The question is then, how can we exploit this with options? Well there are a multitude of ways depending on the amount of risk you are willing to take on.
If you are very risk adverse, you would probably think your best bet is going to be ITM calls, ATM call spreads, or a calendar spread. However, the problem right now is that Implied volatility is extremely high across the energy sector. Option prices have risen because of the downward trend of the market. So in my opinion, its going to be a better opportunity to sell options, rather than buy them. This isn’t to say that buying options at this point is a bad idea, rather, because of the extended downward move, I would rather catch a bounce and the volatility crush.
Looking across the entire energy sector, I wanted to find stocks that fit the following criteria:
Price greater than $15
Bid/Ask spread no greater than .25
Volume of more than 500k shares a day (tight spreads are usually indicative of good liquidity).
From this I was able to find the following stocks fitting my initial criteria.
USO (High Volume and liquidity even though it’s priced at 8)
APC – E
COP – E
CVX – E
DVN – E
FTI – E
HES – E
NBL – E
OXY – E
PTEN – E
SE – E
VLO – E
XOM – E

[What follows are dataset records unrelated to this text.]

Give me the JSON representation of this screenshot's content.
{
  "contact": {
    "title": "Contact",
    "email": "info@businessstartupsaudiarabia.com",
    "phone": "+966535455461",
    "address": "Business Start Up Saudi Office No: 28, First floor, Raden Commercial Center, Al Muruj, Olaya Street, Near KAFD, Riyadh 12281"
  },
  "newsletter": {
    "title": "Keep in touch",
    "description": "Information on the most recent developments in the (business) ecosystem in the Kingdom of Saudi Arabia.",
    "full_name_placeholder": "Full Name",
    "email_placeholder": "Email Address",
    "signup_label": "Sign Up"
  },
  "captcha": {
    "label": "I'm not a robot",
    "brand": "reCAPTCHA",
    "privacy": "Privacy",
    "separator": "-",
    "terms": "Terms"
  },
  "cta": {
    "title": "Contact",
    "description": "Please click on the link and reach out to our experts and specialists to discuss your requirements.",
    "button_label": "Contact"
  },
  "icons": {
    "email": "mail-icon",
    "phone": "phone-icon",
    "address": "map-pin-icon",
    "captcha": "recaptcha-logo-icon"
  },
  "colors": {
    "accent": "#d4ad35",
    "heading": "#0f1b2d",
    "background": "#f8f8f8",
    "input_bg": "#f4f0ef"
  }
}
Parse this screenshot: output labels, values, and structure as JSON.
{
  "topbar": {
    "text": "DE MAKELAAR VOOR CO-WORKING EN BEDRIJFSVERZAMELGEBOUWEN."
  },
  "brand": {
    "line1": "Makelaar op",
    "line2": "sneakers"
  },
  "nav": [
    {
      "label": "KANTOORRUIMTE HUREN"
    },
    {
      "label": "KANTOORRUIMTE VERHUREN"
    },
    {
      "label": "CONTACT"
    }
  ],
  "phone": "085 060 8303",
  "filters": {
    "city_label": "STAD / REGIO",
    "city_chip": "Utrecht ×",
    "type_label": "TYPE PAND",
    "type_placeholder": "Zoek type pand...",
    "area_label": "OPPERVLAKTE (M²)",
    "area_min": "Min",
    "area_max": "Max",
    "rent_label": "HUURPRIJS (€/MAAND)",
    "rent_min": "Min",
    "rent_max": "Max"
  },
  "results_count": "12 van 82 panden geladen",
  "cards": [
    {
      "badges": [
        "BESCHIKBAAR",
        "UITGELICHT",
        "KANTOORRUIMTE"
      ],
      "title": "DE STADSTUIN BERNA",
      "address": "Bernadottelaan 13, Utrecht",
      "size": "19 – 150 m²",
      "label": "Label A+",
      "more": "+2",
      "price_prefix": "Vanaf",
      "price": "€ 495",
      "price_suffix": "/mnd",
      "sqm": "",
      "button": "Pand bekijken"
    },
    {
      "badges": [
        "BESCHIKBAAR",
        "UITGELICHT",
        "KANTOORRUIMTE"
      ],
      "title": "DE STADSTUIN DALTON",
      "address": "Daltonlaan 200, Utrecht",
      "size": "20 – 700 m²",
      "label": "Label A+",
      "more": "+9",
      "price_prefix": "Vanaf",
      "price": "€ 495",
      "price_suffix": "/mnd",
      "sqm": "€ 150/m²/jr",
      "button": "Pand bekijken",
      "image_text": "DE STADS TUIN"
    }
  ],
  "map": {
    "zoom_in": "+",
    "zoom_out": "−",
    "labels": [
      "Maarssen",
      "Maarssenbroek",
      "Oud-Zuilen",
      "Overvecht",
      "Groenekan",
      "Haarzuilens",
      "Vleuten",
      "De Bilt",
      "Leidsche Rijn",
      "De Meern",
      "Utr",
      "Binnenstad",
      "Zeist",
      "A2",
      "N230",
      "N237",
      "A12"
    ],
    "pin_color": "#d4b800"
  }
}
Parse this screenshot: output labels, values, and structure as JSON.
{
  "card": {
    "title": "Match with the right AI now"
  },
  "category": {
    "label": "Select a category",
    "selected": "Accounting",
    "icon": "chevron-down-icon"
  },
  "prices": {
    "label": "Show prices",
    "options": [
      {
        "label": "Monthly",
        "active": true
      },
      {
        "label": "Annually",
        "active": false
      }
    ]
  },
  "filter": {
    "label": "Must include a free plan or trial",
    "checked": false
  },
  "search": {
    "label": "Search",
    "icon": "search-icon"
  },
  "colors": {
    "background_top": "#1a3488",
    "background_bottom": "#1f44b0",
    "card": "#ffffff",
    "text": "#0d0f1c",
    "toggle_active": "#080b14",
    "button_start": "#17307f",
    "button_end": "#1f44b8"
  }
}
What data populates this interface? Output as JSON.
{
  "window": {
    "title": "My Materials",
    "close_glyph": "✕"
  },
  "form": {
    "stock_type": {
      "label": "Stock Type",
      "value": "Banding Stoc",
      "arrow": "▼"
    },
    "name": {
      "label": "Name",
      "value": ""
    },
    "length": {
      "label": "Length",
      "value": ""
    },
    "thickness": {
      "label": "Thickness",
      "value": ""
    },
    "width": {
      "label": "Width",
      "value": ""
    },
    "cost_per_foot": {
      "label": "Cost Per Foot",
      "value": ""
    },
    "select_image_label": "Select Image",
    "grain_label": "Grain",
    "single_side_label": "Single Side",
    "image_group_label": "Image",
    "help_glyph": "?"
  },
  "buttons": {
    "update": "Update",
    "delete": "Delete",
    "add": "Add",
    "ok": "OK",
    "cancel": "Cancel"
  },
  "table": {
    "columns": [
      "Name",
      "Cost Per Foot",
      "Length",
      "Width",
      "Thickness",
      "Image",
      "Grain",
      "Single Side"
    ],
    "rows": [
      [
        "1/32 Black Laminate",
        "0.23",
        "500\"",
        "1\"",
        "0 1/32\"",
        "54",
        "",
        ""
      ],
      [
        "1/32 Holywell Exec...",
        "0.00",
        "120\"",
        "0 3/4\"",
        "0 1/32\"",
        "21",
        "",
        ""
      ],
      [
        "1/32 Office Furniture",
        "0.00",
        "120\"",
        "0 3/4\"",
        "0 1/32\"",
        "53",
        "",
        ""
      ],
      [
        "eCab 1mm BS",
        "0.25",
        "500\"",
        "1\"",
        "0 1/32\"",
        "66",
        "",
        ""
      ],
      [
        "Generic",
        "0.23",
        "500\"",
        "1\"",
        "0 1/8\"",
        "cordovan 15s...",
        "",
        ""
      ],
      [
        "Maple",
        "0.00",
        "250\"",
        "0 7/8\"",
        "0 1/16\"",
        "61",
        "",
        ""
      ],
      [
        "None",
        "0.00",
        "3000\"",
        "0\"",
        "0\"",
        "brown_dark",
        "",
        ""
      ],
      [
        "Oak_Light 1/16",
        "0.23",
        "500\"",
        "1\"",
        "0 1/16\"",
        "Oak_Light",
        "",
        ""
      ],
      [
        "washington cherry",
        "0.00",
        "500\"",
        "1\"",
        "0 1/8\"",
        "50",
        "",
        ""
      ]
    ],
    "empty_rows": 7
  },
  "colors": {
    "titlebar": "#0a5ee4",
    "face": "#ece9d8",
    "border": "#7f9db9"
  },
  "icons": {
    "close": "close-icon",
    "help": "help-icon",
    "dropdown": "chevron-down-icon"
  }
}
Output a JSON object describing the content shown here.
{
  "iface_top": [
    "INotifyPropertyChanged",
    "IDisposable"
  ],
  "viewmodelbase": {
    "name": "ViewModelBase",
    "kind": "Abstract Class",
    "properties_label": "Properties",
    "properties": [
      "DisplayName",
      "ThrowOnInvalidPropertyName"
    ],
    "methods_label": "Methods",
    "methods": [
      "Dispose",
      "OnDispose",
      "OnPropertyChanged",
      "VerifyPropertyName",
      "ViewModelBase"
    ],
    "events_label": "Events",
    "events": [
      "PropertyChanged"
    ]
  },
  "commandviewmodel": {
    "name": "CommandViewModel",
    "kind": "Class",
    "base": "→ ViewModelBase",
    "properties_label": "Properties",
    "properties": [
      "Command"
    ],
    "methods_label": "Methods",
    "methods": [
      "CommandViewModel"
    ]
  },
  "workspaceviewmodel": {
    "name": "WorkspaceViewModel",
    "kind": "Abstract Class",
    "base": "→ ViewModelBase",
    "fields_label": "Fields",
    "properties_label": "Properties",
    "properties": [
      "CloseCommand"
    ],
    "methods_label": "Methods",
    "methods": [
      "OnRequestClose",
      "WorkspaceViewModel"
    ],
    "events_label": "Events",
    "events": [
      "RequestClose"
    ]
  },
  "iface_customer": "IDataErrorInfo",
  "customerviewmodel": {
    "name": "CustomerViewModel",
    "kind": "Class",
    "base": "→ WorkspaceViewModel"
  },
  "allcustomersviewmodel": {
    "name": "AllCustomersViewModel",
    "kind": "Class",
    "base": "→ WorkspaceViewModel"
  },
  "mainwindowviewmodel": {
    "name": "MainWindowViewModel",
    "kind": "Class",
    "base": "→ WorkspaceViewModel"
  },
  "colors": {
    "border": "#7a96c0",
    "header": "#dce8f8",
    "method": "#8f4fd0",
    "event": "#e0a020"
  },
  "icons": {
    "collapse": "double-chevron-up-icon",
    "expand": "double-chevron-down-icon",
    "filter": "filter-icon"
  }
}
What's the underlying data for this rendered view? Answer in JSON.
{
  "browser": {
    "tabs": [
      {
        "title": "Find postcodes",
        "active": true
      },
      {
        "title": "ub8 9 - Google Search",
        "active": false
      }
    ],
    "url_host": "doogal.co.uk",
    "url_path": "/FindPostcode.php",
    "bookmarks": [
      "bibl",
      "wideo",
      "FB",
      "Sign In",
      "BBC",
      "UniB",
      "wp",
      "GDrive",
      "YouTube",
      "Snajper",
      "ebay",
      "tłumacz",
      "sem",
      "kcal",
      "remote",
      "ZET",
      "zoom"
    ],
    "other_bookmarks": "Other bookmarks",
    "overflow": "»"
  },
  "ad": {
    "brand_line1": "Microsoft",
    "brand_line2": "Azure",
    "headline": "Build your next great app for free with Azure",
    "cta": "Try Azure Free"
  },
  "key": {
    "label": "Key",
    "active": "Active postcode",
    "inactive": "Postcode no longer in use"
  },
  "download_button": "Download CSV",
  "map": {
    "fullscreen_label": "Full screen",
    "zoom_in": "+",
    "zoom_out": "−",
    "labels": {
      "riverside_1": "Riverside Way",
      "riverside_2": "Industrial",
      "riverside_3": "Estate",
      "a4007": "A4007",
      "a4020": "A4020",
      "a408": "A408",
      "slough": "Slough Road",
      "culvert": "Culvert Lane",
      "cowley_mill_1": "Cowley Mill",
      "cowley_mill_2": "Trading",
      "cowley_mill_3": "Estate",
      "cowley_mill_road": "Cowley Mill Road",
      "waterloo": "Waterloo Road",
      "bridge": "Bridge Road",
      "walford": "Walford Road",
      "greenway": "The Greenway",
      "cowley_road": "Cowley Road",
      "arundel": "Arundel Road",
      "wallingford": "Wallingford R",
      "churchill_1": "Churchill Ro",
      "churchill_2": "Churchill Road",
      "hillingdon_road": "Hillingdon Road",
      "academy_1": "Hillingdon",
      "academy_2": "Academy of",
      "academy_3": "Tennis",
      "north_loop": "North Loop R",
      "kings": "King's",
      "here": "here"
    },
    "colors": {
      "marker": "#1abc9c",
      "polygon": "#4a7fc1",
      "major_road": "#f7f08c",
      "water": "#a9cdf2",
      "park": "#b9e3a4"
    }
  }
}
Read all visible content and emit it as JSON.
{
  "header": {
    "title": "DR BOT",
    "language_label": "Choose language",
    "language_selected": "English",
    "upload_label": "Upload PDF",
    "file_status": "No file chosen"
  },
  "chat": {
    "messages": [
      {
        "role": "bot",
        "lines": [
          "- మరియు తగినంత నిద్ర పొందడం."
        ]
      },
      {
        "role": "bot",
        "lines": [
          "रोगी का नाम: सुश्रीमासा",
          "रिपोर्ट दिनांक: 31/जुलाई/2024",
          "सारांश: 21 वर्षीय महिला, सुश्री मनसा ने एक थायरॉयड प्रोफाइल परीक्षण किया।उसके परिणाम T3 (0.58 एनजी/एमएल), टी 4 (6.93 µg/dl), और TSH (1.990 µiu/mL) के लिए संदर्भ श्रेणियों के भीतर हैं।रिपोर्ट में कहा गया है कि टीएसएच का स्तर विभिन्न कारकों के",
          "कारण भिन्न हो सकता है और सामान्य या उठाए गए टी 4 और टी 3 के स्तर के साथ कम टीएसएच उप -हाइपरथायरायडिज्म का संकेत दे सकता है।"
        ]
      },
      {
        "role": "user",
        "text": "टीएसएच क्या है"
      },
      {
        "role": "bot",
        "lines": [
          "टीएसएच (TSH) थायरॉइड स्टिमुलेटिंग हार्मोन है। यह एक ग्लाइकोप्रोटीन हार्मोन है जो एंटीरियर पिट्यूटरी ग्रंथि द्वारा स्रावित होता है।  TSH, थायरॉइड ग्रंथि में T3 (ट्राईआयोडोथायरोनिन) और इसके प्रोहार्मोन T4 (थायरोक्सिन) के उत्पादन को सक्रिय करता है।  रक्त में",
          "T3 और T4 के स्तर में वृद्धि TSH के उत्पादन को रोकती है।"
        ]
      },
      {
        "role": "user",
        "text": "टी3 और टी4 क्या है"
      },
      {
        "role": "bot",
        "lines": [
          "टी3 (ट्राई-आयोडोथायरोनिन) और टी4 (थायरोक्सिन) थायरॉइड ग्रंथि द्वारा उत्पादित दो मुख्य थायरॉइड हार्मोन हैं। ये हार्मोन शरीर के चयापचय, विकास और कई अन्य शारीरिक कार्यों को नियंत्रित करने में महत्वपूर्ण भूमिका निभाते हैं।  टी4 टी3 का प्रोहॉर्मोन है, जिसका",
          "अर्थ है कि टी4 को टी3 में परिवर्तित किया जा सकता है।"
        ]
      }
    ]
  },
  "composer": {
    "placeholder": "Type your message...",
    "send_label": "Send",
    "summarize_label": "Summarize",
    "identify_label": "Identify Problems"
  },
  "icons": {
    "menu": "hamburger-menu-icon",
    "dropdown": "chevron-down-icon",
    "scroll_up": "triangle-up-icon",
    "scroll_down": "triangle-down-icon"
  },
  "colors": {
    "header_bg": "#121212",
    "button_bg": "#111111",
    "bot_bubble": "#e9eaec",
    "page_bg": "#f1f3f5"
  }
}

I’ve written E next to most of the stocks to show that they are approaching earnings soon and I should not take them into account.
Now the following stocks are left.
BP, CLR, COG, CRZO, EOG, ETP, HFC, NFX
From here I can delve further into each stock and find out where I can sell options at a point where I am comfortable. I am using the same trading plan I have provided for you in the course.
Here are the trades I came up with.
BP – Short MAR 16 26/25 put spread or MAR 16 26/24 spread
IV is only at 46%, but that’s reasonable
Max profit 26/25 $260 Loss: $740
CRZO – Short Feb 15 17.5/15 put spread (ATM but worth it)
Max profit .95 Max Loss: 1.50
EOG – Short FEB 16 57/55 spread
Max profit .60 Max Loss: 1.40
NFX- Short 21/20 put spread (chosen for liquidity reasons)
Max profit .32 Max Loss: .68
These are all good and fine trades, but if you want to take a bit more risk, I would advocate buying OTM calls. Using USO because of its prices and liquidity, here are the two trades I like.
USO – OTM 11 Calls APR 16 (38.2% retracement)
Cost: .22 per
OTM 12 Calls APR 16 (roughly 50% retracement)
I chose 3 month DTE to give myself enough time and then did a simple fib retracement to give price levels of where I think the bounce could come up to.
So there you see how I did a simple search for options that I could use to catch a bounce in oil prices.